Of course, Microsoft has left off some key features to tempt you into a subscription down the road. You’ll have to pay for one of the subscription offerings if you want exchange email (a custom email service such as @videoconferencingdaily.com, for instance), the full Office 365 package, video recording and searchable meeting transcription, free phone calls, and increased cloud storage.
Still, this free Teams is a valuable tool for any small(er) business, and well worth a look. So let’s take one.
Video Conferencing with Teams
For a start, you don’t need to be an existing Microsoft customer or have a 365 account to join. Just hand over your contact details–they want your email and phone which some may balk at for a free product–and the app should launch from your Chrome or Edge browser without any downloads. Microsoft is a big WebRTC supporter, which should streamline the Teams service and make it quicker to connect with people. Unfortunately, Chrome doesn’t support video calls within Teams yet, so you’ll have to download the full Teams desktop app to get face-to-face.

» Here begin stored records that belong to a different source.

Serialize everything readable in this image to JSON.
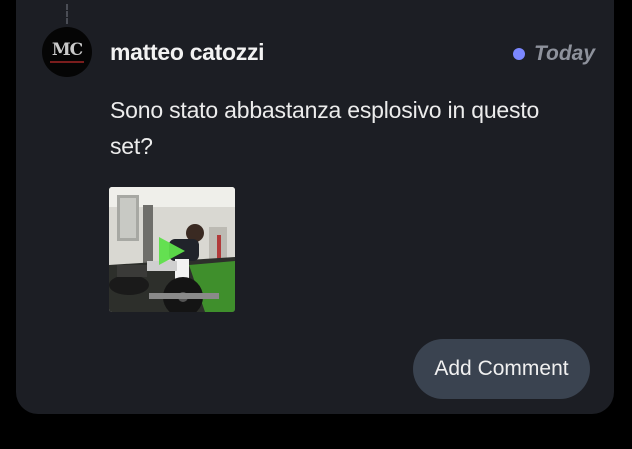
{
  "post": {
    "author": "matteo catozzi",
    "avatar_initials": "MC",
    "status_label": "Today",
    "status_color": "#7b87ff",
    "message": "Sono stato abbastanza esplosivo in questo set?",
    "attachment_icon": "play-icon",
    "play_color": "#5ee04a"
  },
  "actions": {
    "add_comment_label": "Add Comment"
  }
}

Once it’s all up and running though, it’s easy to add people to your group through simple email invites. The app is well presented, with pastel graphics and cartoon icons for its multitude of features. Most of these features you’ll be familiar with if you’ve used a major video conferencing platform before, especially Teams’ predecessor, Skype for Business. The one major departure is the addition of bots to the Teams experience. These digital assistants act like internet search engines and help tabs. They sit on the periphery of your video chat and help connect it to the wider world, both of Teams and the web in general. There are more than 100 of them available–you’ll have to visit the app store to find them (or build your own), but within video chat they help you create notes, share multimedia, add and monitor friends, and more.
Teams does a great job of keeping everything easily available, and you’ll seldom have to click more than one tab to find what you’re looking for. It’s also easy to navigate between screen and app sharing and your main conversation, and overall the whole experience flows as well as any video conferencing app you’ll find.
Teams is more than video calling, however. Like Slack, it is designed as a communications hub, keeping you connected and updated about your projects, colleagues, and external collaborators. We think it’s this broader experience that will ultimately settle the battle between Slack and Microsoft.
Will Microsoft’s Gamble Pay Off?
VC Daily will bring you a comprehensive comparison between the video calling abilities of Slack and Teams in the near future, but at first look, Teams seems to have a significant edge in terms of this specific feature (you can read our review of Slack here). The long years spent toiling behind the Skype brand may have given Microsoft a better understanding of what video callers want, and how to put all the necessary features within quick reach.
Slack wasn’t built to focus on video conferencing, however, and its rapid spread through the business world indicates that its primary function of linking employees in real-time is working. Microsoft is clearly behind in that regard, but it can be confident that the quality of its video platform, coupled with the appeal and name recognition of Office 365, will make it a worthy challenger.
It’s strange to think of Microsoft as the underdog in any fight–well, at least one that doesn’t involve Apple–but once you try Teams, you may well agree they’re unlikely to be second-choice for long.